Credentials I earned…

I walked away with the knowledge to achieve all 12 credentials and managed to complete two more! Now I have 14 credentials and a year ago, I didn’t even know there were such a thing.

 This post was submitted by Felicia Drayton, Senior Financial Aid Administrator, University of Michigan 



I had the pleasure of attending the MASFAA Leadership Symposium this past year at Illinois State. From start to finish, it was a great event. This year was the first time that the leadership symposium and summer institute began simultaneously, which allowed those on both tracks to get to know one another and interact. (That will continue this year, too!) I learned so much from the faculty at the LS, from mission development to getting a seat at the table and making sure the voice of the financial aid office is heard on campus. Each day was filled with intense learning (followed by a lot of fun in the evening!). Every state in our region was represented, as well as every sector, which I was really thankful for since it provided insight into issues that I don’t always have to think about. Our group really bonded during the week and I now have a cadre of highly skilled friends and professionals whom I can call on when I need advice or a sounding board. Having a great group to learn from and with was the icing on the cake that was the MASFAA leadership symposium! I’m excited to return to the symposium this year as a summer institute faculty member, and I hope to see MASFAA take over the Illinois State campus this summer!

This post was submitted by Aesha Williams, Assistant Director, Illinois Institute of Technology

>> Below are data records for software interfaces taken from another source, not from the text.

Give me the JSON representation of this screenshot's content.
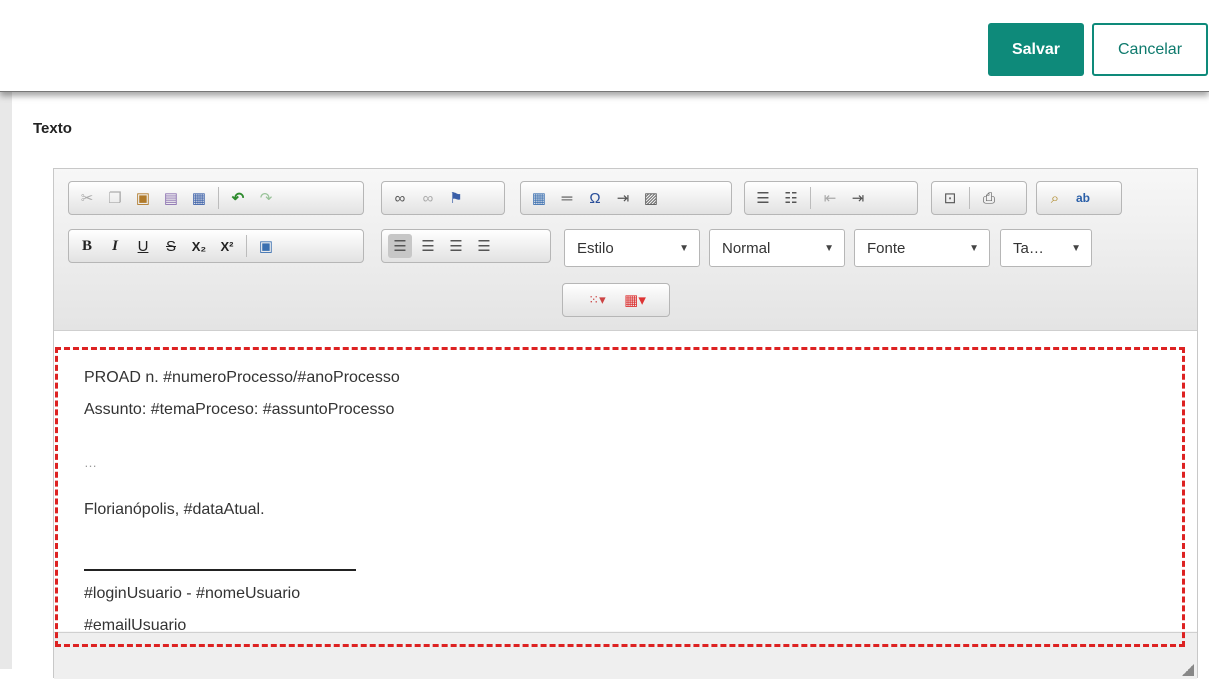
{
  "header": {
    "save_label": "Salvar",
    "cancel_label": "Cancelar"
  },
  "field": {
    "label": "Texto"
  },
  "toolbar": {
    "row1": [
      [
        "cut-icon",
        "copy-icon",
        "paste-icon",
        "paste-text-icon",
        "paste-word-icon",
        "undo-icon",
        "redo-icon"
      ],
      [
        "link-icon",
        "unlink-icon",
        "anchor-icon"
      ],
      [
        "table-icon",
        "horizontal-line-icon",
        "special-char-icon",
        "page-break-icon",
        "image-icon"
      ],
      [
        "numbered-list-icon",
        "bulleted-list-icon",
        "outdent-icon",
        "indent-icon"
      ],
      [
        "preview-icon",
        "print-icon"
      ],
      [
        "find-icon",
        "replace-icon"
      ]
    ],
    "row2": {
      "format_buttons": [
        "bold-icon",
        "italic-icon",
        "underline-icon",
        "strike-icon",
        "subscript-icon",
        "superscript-icon",
        "source-icon"
      ],
      "align_buttons": [
        "align-left-icon",
        "align-center-icon",
        "align-right-icon",
        "align-justify-icon"
      ],
      "combos": {
        "style": "Estilo",
        "format": "Normal",
        "font": "Fonte",
        "size": "Ta…"
      }
    },
    "row3": [
      "text-color-icon",
      "table-color-icon"
    ]
  },
  "content": {
    "lines": [
      "PROAD n. #numeroProcesso/#anoProcesso",
      "Assunto: #temaProceso: #assuntoProcesso",
      "…",
      "Florianópolis, #dataAtual.",
      "#loginUsuario - #nomeUsuario",
      "#emailUsuario"
    ]
  }
}
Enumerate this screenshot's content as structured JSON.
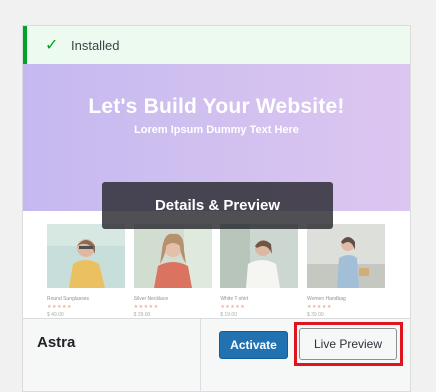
{
  "notice": {
    "text": "Installed",
    "icon": "checkmark-icon"
  },
  "preview": {
    "headline": "Let's Build Your Website!",
    "subheadline": "Lorem Ipsum Dummy Text Here",
    "details_label": "Details & Preview",
    "products": [
      {
        "name": "Round Sunglasses",
        "stars": "★★★★★",
        "price": "$ 49.00"
      },
      {
        "name": "Silver Necklace",
        "stars": "★★★★★",
        "price": "$ 29.00"
      },
      {
        "name": "White T-shirt",
        "stars": "★★★★★",
        "price": "$ 19.00"
      },
      {
        "name": "Women Handbag",
        "stars": "★★★★★",
        "price": "$ 39.00"
      }
    ]
  },
  "footer": {
    "theme_name": "Astra",
    "activate_label": "Activate",
    "live_preview_label": "Live Preview"
  },
  "colors": {
    "accent": "#2271b1",
    "success": "#00a32a",
    "highlight": "#e0141e"
  }
}
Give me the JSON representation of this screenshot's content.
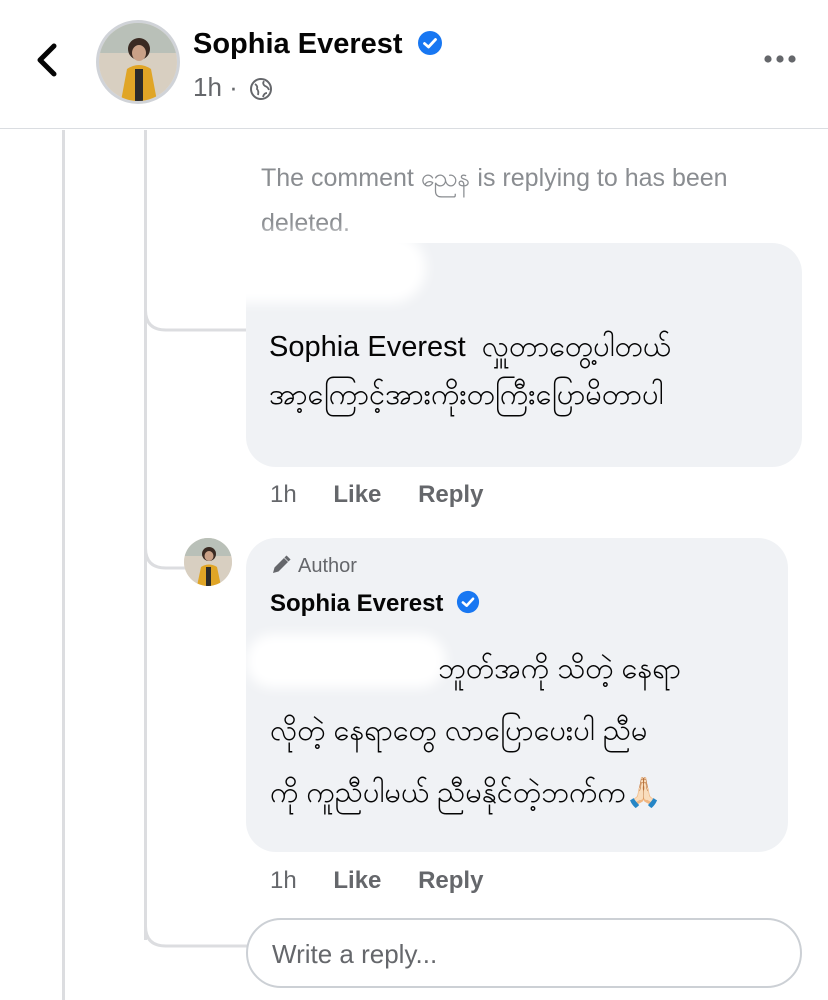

 More information will be available soon for the 2017 Summer Institute and Leadership Symposium! Please consider participating!